**About this exercise:** Show every line of the data that contains the string "brave".

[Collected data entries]

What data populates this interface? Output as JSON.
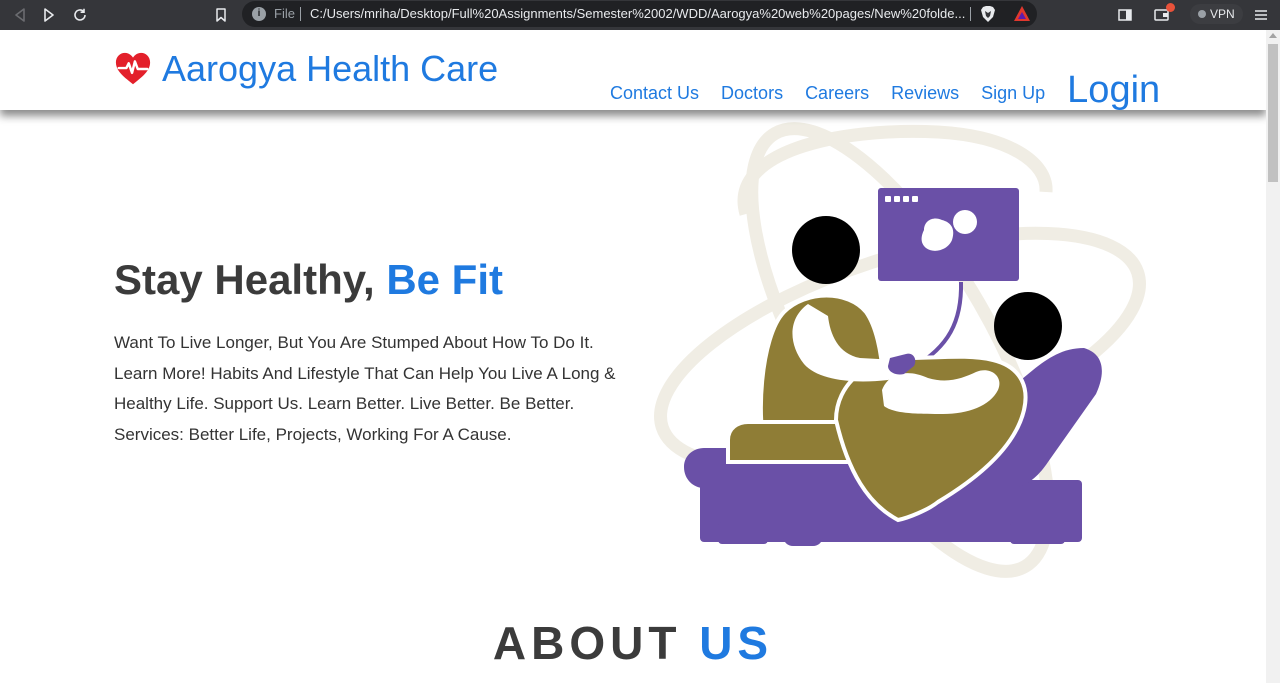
{
  "browser": {
    "file_label": "File",
    "url": "C:/Users/mriha/Desktop/Full%20Assignments/Semester%2002/WDD/Aarogya%20web%20pages/New%20folde...",
    "vpn_label": "VPN"
  },
  "header": {
    "brand": "Aarogya Health Care",
    "nav": {
      "contact": "Contact Us",
      "doctors": "Doctors",
      "careers": "Careers",
      "reviews": "Reviews",
      "signup": "Sign Up",
      "login": "Login"
    }
  },
  "hero": {
    "title_part1": "Stay Healthy, ",
    "title_accent": "Be Fit",
    "paragraph": "Want To Live Longer, But You Are Stumped About How To Do It. Learn More! Habits And Lifestyle That Can Help You Live A Long & Healthy Life. Support Us. Learn Better. Live Better. Be Better. Services: Better Life, Projects, Working For A Cause."
  },
  "about": {
    "title_part1": "ABOUT ",
    "title_accent": "US"
  },
  "colors": {
    "accent": "#1f7ae0",
    "heading": "#3b3b3b",
    "olive": "#8f7d36",
    "purple": "#6a50a7",
    "heart": "#e3202b"
  },
  "icons": [
    "back-icon",
    "forward-icon",
    "reload-icon",
    "bookmark-icon",
    "info-icon",
    "brave-shield-icon",
    "brave-rewards-icon",
    "sidebar-icon",
    "wallet-icon",
    "menu-icon",
    "heart-pulse-icon"
  ]
}
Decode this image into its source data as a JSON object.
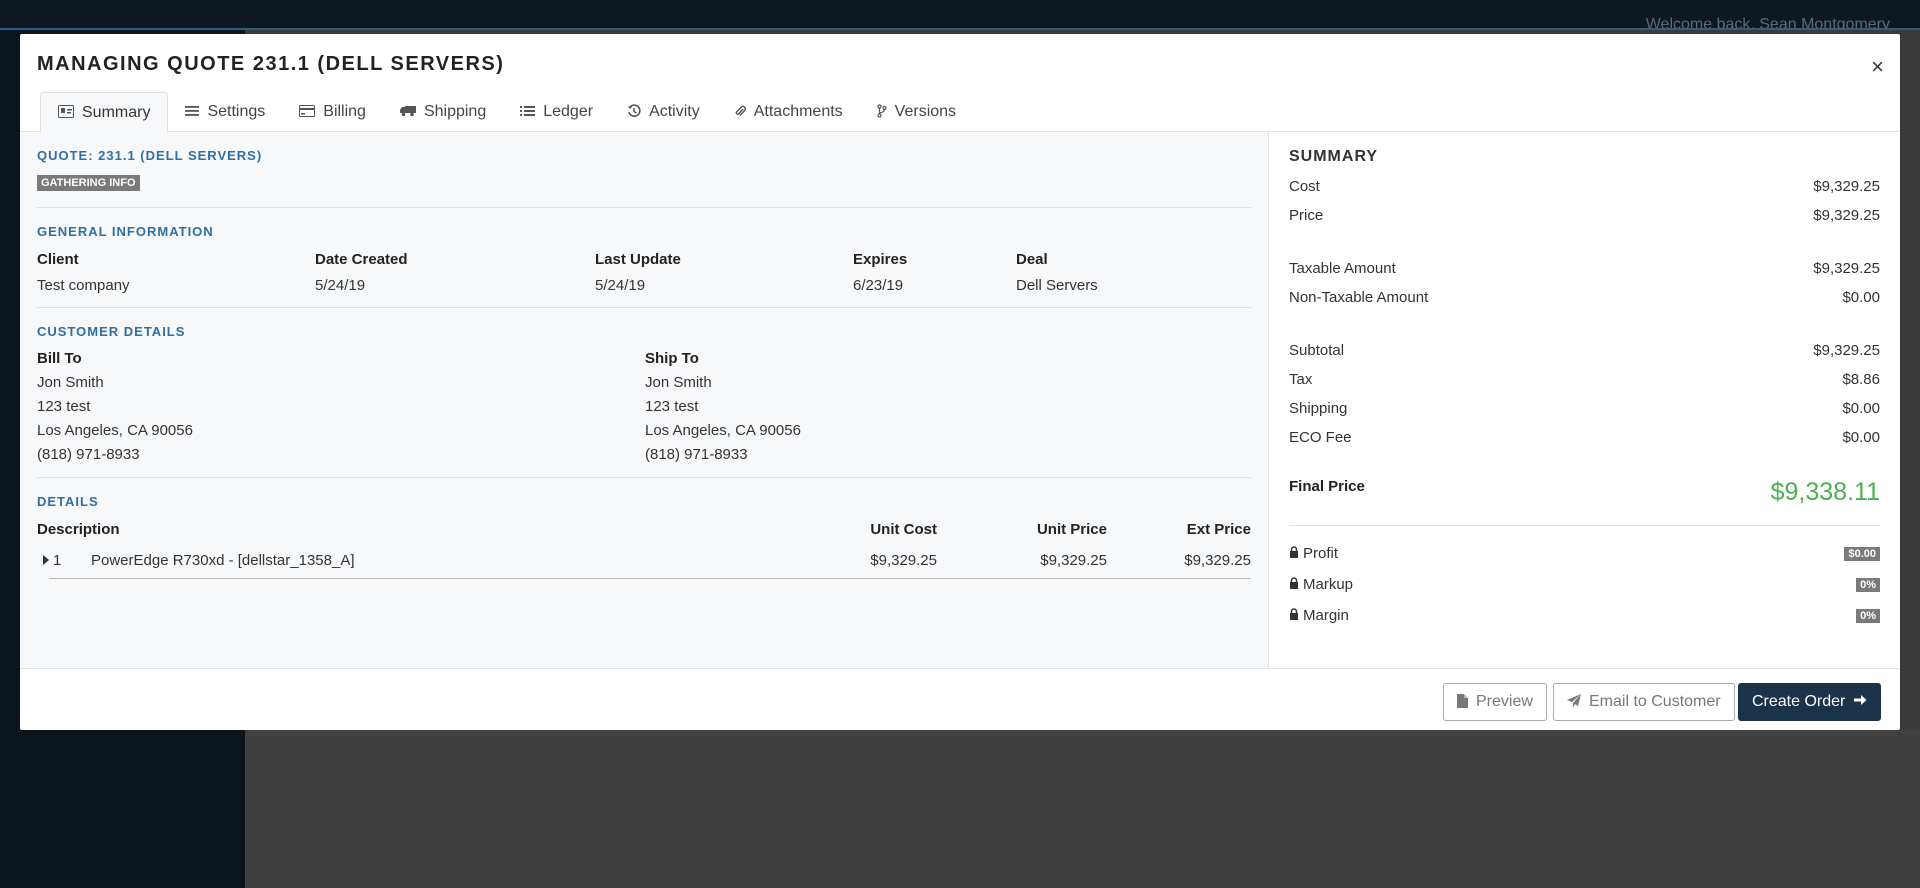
{
  "background": {
    "welcome": "Welcome back, Sean Montgomery"
  },
  "modal": {
    "title": "MANAGING QUOTE 231.1 (DELL SERVERS)",
    "close": "×",
    "tabs": [
      {
        "label": "Summary",
        "icon": "id-card-icon"
      },
      {
        "label": "Settings",
        "icon": "bars-icon"
      },
      {
        "label": "Billing",
        "icon": "credit-card-icon"
      },
      {
        "label": "Shipping",
        "icon": "truck-icon"
      },
      {
        "label": "Ledger",
        "icon": "list-icon"
      },
      {
        "label": "Activity",
        "icon": "history-icon"
      },
      {
        "label": "Attachments",
        "icon": "paperclip-icon"
      },
      {
        "label": "Versions",
        "icon": "code-branch-icon"
      }
    ]
  },
  "quote": {
    "heading": "QUOTE: 231.1 (DELL SERVERS)",
    "status": "GATHERING INFO"
  },
  "general": {
    "heading": "GENERAL INFORMATION",
    "client_label": "Client",
    "client": "Test company",
    "created_label": "Date Created",
    "created": "5/24/19",
    "updated_label": "Last Update",
    "updated": "5/24/19",
    "expires_label": "Expires",
    "expires": "6/23/19",
    "deal_label": "Deal",
    "deal": "Dell Servers"
  },
  "customer": {
    "heading": "CUSTOMER DETAILS",
    "bill_label": "Bill To",
    "bill": [
      "Jon Smith",
      "123 test",
      "Los Angeles, CA 90056",
      "(818) 971-8933"
    ],
    "ship_label": "Ship To",
    "ship": [
      "Jon Smith",
      "123 test",
      "Los Angeles, CA 90056",
      "(818) 971-8933"
    ]
  },
  "details": {
    "heading": "DETAILS",
    "col_description": "Description",
    "col_unit_cost": "Unit Cost",
    "col_unit_price": "Unit Price",
    "col_ext_price": "Ext Price",
    "rows": [
      {
        "qty": "1",
        "description": "PowerEdge R730xd - [dellstar_1358_A]",
        "unit_cost": "$9,329.25",
        "unit_price": "$9,329.25",
        "ext_price": "$9,329.25"
      }
    ]
  },
  "summary": {
    "heading": "SUMMARY",
    "cost_label": "Cost",
    "cost": "$9,329.25",
    "price_label": "Price",
    "price": "$9,329.25",
    "taxable_label": "Taxable Amount",
    "taxable": "$9,329.25",
    "nontaxable_label": "Non-Taxable Amount",
    "nontaxable": "$0.00",
    "subtotal_label": "Subtotal",
    "subtotal": "$9,329.25",
    "tax_label": "Tax",
    "tax": "$8.86",
    "shipping_label": "Shipping",
    "shipping": "$0.00",
    "eco_label": "ECO Fee",
    "eco": "$0.00",
    "final_label": "Final Price",
    "final": "$9,338.11",
    "profit_label": "Profit",
    "profit": "$0.00",
    "markup_label": "Markup",
    "markup": "0%",
    "margin_label": "Margin",
    "margin": "0%"
  },
  "footer": {
    "preview": "Preview",
    "email": "Email to Customer",
    "create_order": "Create Order"
  }
}
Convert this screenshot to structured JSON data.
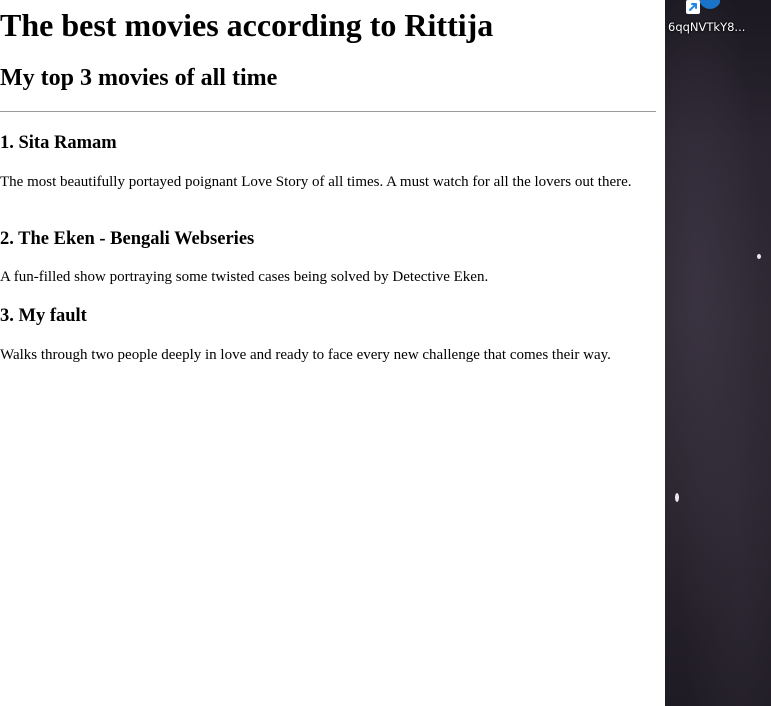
{
  "page": {
    "title": "The best movies according to Rittija",
    "subtitle": "My top 3 movies of all time",
    "movies": [
      {
        "title": "1. Sita Ramam",
        "description": "The most beautifully portayed poignant Love Story of all times. A must watch for all the lovers out there."
      },
      {
        "title": "2. The Eken - Bengali Webseries",
        "description": "A fun-filled show portraying some twisted cases being solved by Detective Eken."
      },
      {
        "title": "3. My fault",
        "description": "Walks through two people deeply in love and ready to face every new challenge that comes their way."
      }
    ]
  },
  "desktop": {
    "shortcut": {
      "label": "6qqNVTkY8...",
      "icon": "edge-browser-shortcut-icon"
    }
  },
  "colors": {
    "divider": "#9a9a9a",
    "desktop_background": "#2a2531",
    "shortcut_arrow": "#1e88e5",
    "icon_green": "#3cb54a"
  }
}
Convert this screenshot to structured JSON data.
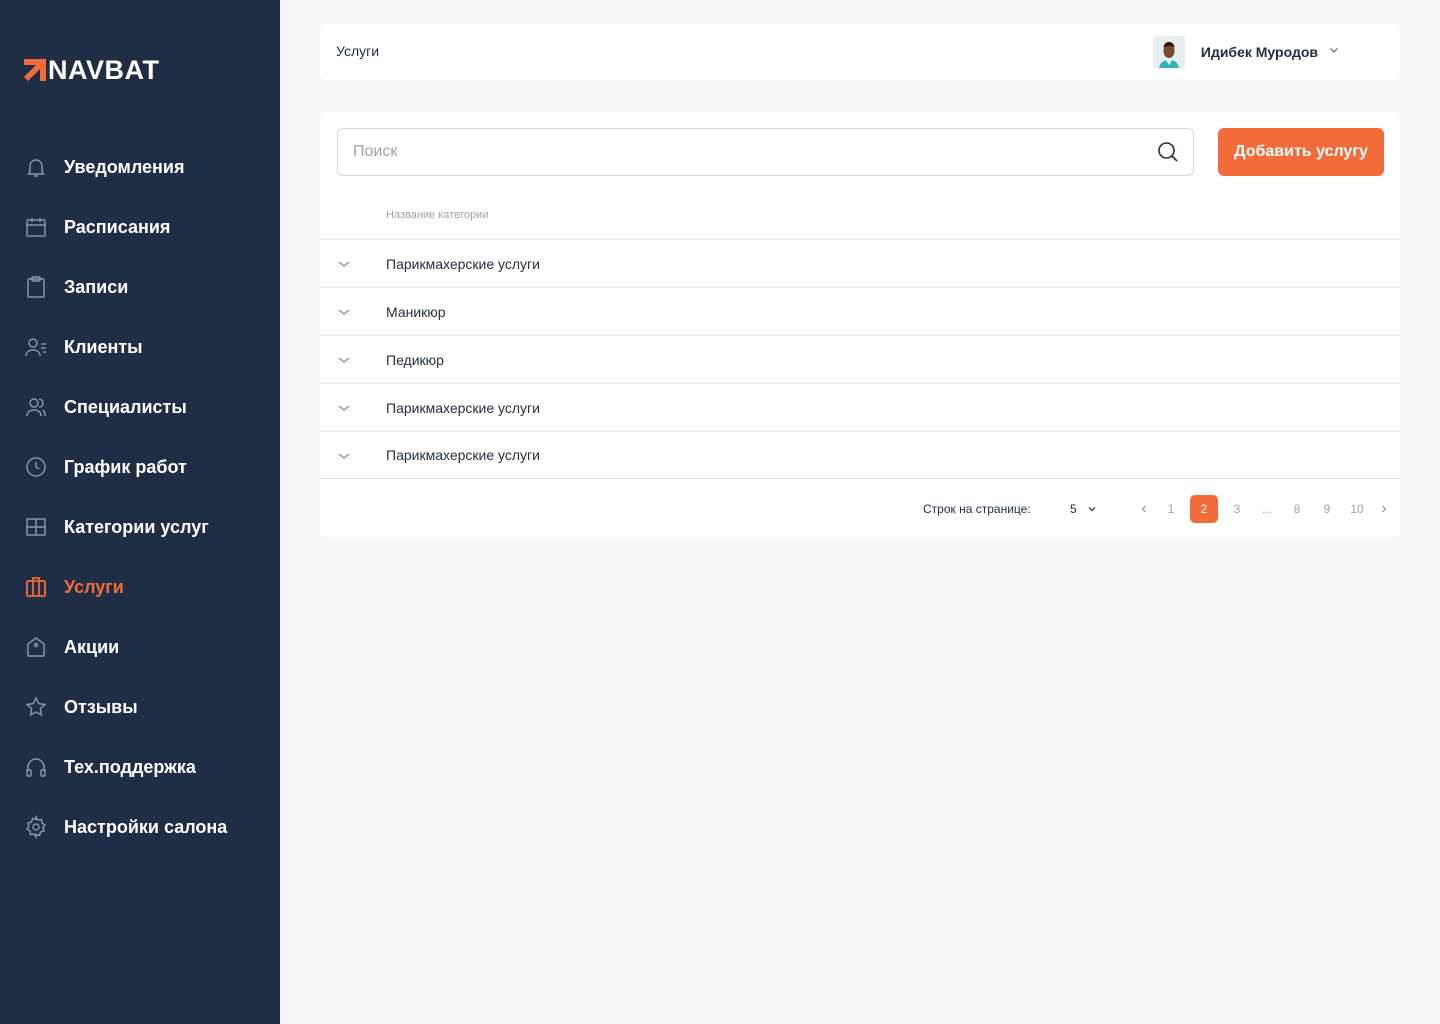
{
  "brand": {
    "name": "NAVBAT",
    "accent": "#f26b3a",
    "sidebar_bg": "#1f2d45"
  },
  "sidebar": {
    "items": [
      {
        "label": "Уведомления",
        "icon": "bell-icon",
        "active": false
      },
      {
        "label": "Расписания",
        "icon": "calendar-icon",
        "active": false
      },
      {
        "label": "Записи",
        "icon": "clipboard-icon",
        "active": false
      },
      {
        "label": "Клиенты",
        "icon": "user-list-icon",
        "active": false
      },
      {
        "label": "Специалисты",
        "icon": "users-icon",
        "active": false
      },
      {
        "label": "График работ",
        "icon": "clock-icon",
        "active": false
      },
      {
        "label": "Категории услуг",
        "icon": "grid-icon",
        "active": false
      },
      {
        "label": "Услуги",
        "icon": "briefcase-icon",
        "active": true
      },
      {
        "label": "Акции",
        "icon": "tag-icon",
        "active": false
      },
      {
        "label": "Отзывы",
        "icon": "star-icon",
        "active": false
      },
      {
        "label": "Тех.поддержка",
        "icon": "headphones-icon",
        "active": false
      },
      {
        "label": "Настройки салона",
        "icon": "gear-icon",
        "active": false
      }
    ]
  },
  "header": {
    "title": "Услуги",
    "user_name": "Идибек Муродов"
  },
  "toolbar": {
    "search_placeholder": "Поиск",
    "add_label": "Добавить услугу"
  },
  "table": {
    "column_header": "Название категории",
    "rows": [
      "Парикмахерские услуги",
      "Маникюр",
      "Педикюр",
      "Парикмахерские услуги",
      "Парикмахерские услуги"
    ]
  },
  "pagination": {
    "rows_label": "Строк на странице:",
    "rows_value": "5",
    "pages": [
      "1",
      "2",
      "3",
      "...",
      "8",
      "9",
      "10"
    ],
    "current": "2"
  }
}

**Answer space:**
    "brave-shield-icon",
    "brave-rewards-icon",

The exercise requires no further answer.